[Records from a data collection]
=== Begin Enclosure ===

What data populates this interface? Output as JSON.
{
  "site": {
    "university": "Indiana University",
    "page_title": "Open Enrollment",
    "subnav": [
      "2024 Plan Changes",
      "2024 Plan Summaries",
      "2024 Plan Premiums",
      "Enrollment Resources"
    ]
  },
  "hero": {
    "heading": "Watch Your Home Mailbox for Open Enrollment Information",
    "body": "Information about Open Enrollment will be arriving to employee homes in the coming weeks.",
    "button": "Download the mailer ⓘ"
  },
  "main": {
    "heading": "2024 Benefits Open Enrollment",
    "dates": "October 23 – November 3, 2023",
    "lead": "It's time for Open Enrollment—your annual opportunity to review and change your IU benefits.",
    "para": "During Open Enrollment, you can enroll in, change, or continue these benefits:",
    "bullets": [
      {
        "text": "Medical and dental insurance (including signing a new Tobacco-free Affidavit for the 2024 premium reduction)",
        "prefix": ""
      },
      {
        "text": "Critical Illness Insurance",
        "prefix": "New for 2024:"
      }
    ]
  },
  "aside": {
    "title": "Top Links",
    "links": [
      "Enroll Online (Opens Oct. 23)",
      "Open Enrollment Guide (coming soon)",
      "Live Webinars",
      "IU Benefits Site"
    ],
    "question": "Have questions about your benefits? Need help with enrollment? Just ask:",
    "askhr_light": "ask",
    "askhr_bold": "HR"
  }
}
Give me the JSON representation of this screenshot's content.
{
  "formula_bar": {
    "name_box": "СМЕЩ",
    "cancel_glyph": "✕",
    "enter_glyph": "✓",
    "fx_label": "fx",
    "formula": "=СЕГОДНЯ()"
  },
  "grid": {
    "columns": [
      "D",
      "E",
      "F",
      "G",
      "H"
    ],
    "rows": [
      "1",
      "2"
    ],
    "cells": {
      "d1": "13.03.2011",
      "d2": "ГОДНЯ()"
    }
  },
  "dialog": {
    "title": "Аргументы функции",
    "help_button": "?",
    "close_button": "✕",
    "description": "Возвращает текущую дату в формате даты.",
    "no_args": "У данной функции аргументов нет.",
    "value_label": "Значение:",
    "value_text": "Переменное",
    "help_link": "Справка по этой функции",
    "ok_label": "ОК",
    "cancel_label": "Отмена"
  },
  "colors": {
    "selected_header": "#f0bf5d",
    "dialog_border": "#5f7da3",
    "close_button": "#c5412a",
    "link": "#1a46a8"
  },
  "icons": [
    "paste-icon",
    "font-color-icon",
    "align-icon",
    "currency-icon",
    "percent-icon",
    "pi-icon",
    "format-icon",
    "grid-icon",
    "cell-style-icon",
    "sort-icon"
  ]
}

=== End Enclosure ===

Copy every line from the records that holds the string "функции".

    "title": "Аргументы функции",
    "no_args": "У данной функции аргументов нет.",
    "help_link": "Справка по этой функции",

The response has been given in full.